Eternal life does not begin after death but in this life. Eternal life is the quality of life enjoyed here and right now by every person who is dedicated to the well-being of people and this beautiful creation in which God has placed us— not as owners but rather as gardeners and stewards. The kingdom of God is not in another world but is found in this one; when there are no owners imprisoned by their riches but all are free servants of one another, therefore no one is enslaved, no one is owned, no one is a commodity. The kingdom of God is the realization of Beloved Community, where the dignity of each person is respected, where no one is pushed around, where love reigns and therefore we live in peace and justice.
How good do we have to be? The two rabbis I mentioned, Kushner and Jesus, are not interested in that. Eternal life is not won; we have already inherited it! We don't have to be anything else because everything that we wish we were we already are! Since before the foundation of the world, you and I are sons and daughters who God contemplates and gazes upon with infinite love, kept as the apple of those divine eyes that continually invite us to be free and to follow Jesus on the way of love where we will have life and have it abundantly.
Lord, make us instruments of your peace.
Where there is hatred, let us sow love;
where there is injury, pardon;
where there is discord, union;
where there is doubt, faith;
where there is despair, hope;
where there is darkness, light;
where there is sadness, joy.
Grant that we may not so much seek to be consoled as to console;

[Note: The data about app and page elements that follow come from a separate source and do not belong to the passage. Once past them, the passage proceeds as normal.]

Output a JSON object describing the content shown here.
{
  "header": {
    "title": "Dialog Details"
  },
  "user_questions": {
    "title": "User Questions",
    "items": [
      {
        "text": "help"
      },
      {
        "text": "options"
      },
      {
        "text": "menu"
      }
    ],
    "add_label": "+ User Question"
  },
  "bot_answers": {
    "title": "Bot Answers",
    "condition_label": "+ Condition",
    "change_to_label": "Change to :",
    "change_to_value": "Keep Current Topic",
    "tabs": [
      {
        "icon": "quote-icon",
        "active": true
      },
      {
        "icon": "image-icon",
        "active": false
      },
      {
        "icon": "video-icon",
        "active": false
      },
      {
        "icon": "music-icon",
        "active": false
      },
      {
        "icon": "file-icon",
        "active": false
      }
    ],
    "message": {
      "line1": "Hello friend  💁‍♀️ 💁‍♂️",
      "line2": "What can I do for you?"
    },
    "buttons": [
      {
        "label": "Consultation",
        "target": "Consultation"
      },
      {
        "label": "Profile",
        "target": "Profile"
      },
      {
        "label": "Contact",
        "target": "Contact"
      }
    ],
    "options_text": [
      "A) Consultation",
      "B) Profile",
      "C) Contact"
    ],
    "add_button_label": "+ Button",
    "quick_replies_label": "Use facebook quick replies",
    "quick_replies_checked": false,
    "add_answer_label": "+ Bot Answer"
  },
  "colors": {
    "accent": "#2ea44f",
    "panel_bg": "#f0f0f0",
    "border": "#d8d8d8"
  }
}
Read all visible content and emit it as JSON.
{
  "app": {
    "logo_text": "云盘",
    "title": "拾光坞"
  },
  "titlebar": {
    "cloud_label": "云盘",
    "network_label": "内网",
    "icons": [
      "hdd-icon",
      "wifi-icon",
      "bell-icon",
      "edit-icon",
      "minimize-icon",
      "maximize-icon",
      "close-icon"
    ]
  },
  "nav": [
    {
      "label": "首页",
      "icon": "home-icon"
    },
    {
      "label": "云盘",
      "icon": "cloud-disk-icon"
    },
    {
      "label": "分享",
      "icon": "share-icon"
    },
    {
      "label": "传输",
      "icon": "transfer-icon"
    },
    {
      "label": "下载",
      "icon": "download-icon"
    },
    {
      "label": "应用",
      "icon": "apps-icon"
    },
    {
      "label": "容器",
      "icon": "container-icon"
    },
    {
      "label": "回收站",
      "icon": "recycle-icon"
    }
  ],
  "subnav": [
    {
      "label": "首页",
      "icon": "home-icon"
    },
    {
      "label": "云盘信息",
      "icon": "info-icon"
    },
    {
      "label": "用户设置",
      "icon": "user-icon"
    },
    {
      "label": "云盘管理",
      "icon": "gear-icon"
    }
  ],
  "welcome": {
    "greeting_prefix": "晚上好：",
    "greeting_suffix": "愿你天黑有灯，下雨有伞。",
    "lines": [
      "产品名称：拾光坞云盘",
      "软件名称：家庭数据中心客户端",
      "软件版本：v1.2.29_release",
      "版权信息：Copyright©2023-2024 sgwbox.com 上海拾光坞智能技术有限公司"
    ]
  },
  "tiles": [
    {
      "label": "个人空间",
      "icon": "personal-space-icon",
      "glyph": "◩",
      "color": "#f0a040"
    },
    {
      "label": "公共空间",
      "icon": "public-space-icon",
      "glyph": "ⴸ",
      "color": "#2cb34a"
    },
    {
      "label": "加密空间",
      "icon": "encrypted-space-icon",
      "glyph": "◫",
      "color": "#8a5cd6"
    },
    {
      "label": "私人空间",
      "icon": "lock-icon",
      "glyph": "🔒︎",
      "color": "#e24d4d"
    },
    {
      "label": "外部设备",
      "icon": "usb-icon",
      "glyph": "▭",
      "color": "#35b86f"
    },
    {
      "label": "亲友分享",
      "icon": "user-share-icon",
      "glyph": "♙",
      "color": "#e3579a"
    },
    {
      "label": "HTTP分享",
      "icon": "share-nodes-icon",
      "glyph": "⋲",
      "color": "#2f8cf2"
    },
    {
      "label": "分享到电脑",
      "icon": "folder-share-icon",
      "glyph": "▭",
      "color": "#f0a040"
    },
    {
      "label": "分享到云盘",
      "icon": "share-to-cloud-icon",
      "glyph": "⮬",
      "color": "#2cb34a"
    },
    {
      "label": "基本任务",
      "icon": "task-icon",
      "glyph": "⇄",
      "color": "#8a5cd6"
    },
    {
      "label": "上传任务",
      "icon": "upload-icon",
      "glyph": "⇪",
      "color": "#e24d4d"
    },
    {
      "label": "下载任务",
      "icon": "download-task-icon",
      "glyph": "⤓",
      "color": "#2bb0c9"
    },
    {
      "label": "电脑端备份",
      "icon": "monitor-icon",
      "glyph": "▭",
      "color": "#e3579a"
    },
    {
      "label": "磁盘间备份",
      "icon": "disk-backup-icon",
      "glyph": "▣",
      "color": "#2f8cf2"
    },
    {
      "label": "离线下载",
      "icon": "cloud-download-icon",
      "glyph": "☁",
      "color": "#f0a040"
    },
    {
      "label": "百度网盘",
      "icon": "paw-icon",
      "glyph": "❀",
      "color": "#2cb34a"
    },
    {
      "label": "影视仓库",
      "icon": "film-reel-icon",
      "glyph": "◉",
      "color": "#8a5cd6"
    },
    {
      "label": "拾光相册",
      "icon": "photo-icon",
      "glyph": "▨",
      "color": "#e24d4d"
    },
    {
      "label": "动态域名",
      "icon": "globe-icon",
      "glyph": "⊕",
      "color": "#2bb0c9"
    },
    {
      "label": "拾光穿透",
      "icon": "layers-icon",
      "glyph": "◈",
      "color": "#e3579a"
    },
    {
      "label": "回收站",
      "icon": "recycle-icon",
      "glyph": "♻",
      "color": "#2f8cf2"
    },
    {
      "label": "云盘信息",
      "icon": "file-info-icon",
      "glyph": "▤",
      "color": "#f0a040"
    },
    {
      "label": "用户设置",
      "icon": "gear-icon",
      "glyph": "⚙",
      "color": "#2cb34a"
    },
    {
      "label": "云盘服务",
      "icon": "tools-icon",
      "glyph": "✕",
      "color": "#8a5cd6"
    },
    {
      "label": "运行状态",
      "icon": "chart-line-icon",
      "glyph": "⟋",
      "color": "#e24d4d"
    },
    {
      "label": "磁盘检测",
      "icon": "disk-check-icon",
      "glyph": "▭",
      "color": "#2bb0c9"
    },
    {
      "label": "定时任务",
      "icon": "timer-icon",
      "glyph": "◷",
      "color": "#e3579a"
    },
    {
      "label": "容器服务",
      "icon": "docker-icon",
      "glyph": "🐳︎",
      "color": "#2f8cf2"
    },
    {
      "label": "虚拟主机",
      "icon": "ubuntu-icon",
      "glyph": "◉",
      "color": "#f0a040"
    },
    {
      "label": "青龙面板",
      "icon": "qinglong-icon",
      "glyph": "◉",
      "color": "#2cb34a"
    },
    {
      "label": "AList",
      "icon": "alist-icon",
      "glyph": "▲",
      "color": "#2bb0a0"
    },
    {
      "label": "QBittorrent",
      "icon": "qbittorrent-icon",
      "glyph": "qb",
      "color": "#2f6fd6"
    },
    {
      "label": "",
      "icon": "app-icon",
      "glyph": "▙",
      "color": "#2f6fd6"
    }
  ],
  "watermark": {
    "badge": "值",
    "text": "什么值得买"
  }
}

to be understood as to understand;
to be loved as to love.
For it is in giving that we receive;
it is in pardoning that we are pardoned;
and it is in dying that we are born to eternal life. Amen.
- A Prayer attributed to St. Francis Book of Common Prayer, p. 833
The Rev. Daniel Robayo is the missioner for Latino/Hispanic ministries in the Diocese of North Carolina.
Tags: Caminando with Jesus